WHAT IS EXPECTED | Each line of the records containing "content" is to be copied out and returned.

[Excerpts from an interface dataset]
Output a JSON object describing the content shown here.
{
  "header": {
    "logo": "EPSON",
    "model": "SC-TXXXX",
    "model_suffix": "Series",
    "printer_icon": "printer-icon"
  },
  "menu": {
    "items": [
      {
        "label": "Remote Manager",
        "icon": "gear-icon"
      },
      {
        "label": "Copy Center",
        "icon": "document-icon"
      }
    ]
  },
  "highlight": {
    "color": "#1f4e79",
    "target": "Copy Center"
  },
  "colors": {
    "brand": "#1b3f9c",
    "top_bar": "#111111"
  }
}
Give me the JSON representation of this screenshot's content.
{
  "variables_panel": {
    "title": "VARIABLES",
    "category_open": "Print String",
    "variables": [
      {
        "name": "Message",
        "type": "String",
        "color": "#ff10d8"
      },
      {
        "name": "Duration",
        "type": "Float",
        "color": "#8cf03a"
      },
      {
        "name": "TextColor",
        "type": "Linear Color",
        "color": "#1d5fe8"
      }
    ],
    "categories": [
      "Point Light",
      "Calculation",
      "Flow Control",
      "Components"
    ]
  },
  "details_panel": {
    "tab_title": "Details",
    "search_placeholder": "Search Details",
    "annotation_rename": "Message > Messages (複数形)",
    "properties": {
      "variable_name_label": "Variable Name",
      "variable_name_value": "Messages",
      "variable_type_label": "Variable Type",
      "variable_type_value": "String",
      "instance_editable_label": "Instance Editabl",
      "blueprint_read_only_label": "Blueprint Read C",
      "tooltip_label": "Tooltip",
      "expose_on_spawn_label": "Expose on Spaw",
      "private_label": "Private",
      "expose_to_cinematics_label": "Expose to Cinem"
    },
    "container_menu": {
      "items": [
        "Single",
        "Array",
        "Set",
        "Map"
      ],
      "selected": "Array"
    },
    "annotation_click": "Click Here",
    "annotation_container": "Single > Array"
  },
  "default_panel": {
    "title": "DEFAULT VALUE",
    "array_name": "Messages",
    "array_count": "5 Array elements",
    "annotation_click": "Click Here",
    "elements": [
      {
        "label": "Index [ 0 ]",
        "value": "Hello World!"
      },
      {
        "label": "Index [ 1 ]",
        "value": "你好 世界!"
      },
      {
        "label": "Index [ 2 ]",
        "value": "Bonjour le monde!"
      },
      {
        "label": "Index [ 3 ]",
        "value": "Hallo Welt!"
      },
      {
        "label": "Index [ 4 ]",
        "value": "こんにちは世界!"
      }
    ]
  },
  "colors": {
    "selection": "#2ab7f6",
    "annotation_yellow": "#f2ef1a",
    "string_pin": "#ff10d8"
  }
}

RESPONSE BOX |
Output a JSON object describing the content shown here.
Give me the JSON representation of this screenshot's content.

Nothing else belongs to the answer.